A new urban furniture solution could store bicycles and shade benches with clean design. California startup Bike Arc could raise awareness about eco friendly practices with a number of attractive styles-- as well as protect bikes in areas with harmful weather.
Designed by Jeff Selzer and Joseph Bellomo, the original concept (the Tube Arc) achieved its goal of fitting 20 bicycles in a parking space-sized area. The company's work all seems reminiscent of a futurist elephant graveyard -- with steel ribs jutting forth from sidewalks.
Arc shapes appear to have inspired all designs. The Umbrella Arc holds 8 bikes in a blossom shaped unit, looking more like metal trees lining a sidewalk than a storage rack.
Bike Arc is also working on an affordable housing solution with the same simple curve. The first House Arc prototypes will be in Hawaii and are expected to be completed this year.
Manhattan once had at least one set of payphones per city block— with those mostly gone thanks to cellular options, maybe that new found real estate could be taken advantage of by these slim units.
Another Bike Arc modular bike park system is the Bus Arc, which stores bikes and also will protect bus riders as they wait. The systems locks the rear wheel, leaving it up to the user to lock the front wheel to the frame— the design, however, allows for multiple points to secure wheel and frame alike.
According to the public relations firm that represents Bike Arc, the company is constantly developing new Bike Arc concepts, "including the use of more affordable materials and photovoltaic technology."

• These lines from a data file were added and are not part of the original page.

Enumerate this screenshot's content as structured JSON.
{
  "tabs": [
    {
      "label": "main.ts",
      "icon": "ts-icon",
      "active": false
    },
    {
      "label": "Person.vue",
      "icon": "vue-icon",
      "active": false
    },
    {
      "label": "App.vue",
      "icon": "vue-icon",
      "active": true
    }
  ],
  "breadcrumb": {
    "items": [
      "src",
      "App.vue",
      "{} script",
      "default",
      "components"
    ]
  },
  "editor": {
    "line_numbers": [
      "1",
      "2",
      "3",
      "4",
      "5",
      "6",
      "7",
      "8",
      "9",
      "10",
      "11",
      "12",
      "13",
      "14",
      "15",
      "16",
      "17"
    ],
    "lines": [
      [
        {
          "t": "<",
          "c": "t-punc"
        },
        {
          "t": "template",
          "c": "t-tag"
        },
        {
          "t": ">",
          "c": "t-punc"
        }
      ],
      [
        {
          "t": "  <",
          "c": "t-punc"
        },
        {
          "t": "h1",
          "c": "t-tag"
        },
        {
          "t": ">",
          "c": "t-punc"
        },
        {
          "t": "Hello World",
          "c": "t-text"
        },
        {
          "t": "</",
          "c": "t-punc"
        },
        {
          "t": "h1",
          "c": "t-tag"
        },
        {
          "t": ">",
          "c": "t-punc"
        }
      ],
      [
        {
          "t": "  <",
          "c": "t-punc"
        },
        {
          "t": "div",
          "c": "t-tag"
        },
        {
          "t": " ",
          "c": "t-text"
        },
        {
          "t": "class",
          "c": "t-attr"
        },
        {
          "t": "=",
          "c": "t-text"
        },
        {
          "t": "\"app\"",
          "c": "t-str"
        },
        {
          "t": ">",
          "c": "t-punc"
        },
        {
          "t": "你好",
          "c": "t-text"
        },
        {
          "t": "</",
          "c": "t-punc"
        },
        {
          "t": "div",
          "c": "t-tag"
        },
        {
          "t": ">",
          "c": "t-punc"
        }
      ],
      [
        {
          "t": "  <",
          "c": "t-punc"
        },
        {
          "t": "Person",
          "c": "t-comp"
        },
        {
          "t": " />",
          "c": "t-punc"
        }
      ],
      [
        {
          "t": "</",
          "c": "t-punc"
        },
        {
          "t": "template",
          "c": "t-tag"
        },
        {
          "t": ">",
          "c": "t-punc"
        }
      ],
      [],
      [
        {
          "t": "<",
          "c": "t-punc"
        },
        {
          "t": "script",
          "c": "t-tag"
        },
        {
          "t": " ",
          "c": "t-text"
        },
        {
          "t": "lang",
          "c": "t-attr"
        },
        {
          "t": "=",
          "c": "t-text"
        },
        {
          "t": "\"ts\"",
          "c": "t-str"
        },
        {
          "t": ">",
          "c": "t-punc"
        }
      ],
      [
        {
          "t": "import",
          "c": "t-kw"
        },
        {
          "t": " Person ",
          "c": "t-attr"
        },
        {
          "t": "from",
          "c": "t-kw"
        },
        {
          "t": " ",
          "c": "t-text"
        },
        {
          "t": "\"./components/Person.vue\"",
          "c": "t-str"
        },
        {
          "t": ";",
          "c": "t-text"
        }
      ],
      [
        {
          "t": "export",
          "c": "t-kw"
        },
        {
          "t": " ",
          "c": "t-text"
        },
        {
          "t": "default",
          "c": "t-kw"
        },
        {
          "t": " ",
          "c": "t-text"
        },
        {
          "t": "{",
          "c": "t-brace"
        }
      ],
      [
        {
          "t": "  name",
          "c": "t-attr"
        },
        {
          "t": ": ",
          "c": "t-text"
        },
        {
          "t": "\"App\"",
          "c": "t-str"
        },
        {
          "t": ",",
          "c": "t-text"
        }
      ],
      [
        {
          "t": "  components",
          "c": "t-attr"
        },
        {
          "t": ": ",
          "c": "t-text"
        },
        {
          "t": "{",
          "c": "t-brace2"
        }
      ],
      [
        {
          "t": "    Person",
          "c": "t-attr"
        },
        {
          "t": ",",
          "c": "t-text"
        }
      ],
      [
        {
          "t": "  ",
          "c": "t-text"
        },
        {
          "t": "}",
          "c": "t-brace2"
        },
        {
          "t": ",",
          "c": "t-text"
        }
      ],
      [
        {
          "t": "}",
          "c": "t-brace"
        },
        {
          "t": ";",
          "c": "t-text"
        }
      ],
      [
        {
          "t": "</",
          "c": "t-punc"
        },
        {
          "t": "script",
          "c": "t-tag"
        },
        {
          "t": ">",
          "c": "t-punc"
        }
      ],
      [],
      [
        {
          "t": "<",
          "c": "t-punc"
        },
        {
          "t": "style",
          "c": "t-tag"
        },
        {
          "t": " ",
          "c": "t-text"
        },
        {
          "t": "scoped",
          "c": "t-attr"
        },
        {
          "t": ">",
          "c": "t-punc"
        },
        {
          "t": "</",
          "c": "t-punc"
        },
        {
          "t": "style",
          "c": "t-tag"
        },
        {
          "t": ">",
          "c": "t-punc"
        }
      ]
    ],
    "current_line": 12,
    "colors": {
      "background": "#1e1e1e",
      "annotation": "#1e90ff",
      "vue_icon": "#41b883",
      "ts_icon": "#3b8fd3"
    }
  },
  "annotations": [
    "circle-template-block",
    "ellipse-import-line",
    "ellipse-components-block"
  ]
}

When I bought my last bicycle, I spent a good taping and scuffing it up to dissuade would-be thieves. If architecture like the Bike Arc series makes it into public spaces, I might not have to work so hard with the next bike -- though I doubt I'll be leaving my seat on.